Needless to say, there are things that I'm doing (including riding my bicycle to and from work every day, though visibly pregnant) that get me straight-up stared at. I've had quite a few people, with genuine concern, tell me that I'm not supposed to be doing these things. We usually end up having a laugh when I tell them, "I know, but we Western women do things a little differently! I'm a bad Chinese!"
There are all kinds of other interesting traditions and superstitions, a few of which Brett and I will likely partake in. For example, we'll probably have a "100 days" celebration for the baby, as all of our friends did. It's the "coming out" party, so to speak, for the baby, as well as a traditional celebration to wish the child long life.
As with many Chinese traditions, the 100 days celebration centers around the linguistic similarities between different words. Remember, in Chinese, one phoneme can have up to 5 or 6 different meanings, depending on the pronunciation of the tone.
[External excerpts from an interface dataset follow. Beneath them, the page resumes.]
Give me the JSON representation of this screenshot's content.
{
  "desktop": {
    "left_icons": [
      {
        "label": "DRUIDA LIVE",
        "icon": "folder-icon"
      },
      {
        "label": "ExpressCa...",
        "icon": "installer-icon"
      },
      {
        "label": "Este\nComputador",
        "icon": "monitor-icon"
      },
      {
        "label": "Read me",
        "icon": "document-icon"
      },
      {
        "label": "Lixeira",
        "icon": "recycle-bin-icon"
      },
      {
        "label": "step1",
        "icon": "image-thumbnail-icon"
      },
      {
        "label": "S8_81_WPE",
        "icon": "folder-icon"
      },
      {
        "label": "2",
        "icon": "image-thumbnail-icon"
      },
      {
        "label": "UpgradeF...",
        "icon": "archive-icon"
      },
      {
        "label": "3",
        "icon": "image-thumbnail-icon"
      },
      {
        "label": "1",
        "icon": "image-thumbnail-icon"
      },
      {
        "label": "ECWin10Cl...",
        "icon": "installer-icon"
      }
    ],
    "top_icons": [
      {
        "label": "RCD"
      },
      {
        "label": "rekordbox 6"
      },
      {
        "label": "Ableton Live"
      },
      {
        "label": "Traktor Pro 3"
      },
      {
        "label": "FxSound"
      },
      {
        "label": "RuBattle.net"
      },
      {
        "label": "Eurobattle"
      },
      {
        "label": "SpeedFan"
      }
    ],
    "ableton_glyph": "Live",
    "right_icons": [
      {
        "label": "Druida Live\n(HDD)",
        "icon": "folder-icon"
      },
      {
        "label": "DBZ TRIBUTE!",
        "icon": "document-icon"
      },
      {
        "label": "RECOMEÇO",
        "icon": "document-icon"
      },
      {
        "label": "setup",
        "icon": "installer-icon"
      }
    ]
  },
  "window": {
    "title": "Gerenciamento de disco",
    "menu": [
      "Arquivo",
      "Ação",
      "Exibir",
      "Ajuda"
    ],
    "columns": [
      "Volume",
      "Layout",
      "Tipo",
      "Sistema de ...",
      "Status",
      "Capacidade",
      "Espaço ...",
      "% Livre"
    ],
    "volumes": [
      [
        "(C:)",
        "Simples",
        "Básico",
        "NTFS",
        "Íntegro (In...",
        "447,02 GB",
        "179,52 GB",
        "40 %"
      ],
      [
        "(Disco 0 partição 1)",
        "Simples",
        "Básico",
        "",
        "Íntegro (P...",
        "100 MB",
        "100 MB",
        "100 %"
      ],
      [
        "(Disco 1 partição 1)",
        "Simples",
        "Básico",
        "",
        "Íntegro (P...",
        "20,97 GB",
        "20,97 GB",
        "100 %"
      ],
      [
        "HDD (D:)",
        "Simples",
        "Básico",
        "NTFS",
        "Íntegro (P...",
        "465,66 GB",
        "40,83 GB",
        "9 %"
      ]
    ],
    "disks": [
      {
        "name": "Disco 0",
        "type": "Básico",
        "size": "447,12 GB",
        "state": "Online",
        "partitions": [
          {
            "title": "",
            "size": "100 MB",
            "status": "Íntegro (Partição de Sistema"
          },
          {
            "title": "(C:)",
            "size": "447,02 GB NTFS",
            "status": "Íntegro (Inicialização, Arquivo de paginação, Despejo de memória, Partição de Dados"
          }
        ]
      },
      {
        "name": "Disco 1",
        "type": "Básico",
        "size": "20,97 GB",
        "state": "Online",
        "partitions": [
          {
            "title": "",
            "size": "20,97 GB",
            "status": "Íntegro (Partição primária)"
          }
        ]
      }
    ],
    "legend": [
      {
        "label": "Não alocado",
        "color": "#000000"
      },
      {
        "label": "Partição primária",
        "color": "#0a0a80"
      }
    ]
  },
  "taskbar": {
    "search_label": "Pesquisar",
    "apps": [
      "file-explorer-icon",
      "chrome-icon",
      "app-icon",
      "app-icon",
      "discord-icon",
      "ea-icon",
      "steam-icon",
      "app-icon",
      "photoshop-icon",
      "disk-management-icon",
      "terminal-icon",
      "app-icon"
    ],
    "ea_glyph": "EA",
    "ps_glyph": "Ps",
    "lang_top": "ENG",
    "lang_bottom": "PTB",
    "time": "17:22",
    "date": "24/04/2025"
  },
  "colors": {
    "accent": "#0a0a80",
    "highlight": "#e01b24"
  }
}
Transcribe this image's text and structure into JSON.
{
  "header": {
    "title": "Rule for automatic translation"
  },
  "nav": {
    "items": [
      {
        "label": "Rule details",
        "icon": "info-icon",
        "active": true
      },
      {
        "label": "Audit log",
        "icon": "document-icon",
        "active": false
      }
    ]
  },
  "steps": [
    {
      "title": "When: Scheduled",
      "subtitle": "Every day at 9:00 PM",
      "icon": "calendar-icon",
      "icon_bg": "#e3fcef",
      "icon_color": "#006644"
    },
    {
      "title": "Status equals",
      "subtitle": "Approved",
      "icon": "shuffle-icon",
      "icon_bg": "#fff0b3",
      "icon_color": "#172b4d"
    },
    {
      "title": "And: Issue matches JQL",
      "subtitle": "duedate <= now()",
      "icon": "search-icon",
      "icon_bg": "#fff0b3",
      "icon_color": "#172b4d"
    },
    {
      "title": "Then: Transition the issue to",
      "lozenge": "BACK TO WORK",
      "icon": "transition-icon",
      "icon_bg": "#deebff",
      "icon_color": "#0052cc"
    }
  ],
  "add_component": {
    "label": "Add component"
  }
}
The number "four" (sì 四) is considered bad luck because it sounds like the word for "death" (sǐ 死, or sǐ wáng 死亡). In much the same way, the pronunciation of the word for "tassel" (suì 穗) is the same as the word for "year" (suì 岁) in Chinese, so at the celebration, the baby should wear pants with a very long fringe of tassels to symbolize long life.
|This baby is wearing his traditional "100 day" clothes, as well as the long life pendant (they make smaller ones that are more fitted to the baby's size now)|
Are there any traditions in the US or elsewhere surrounding pregnancy and birth that seemed normal, but now seem strange to you once you think about it? I'd love to hear them, if so!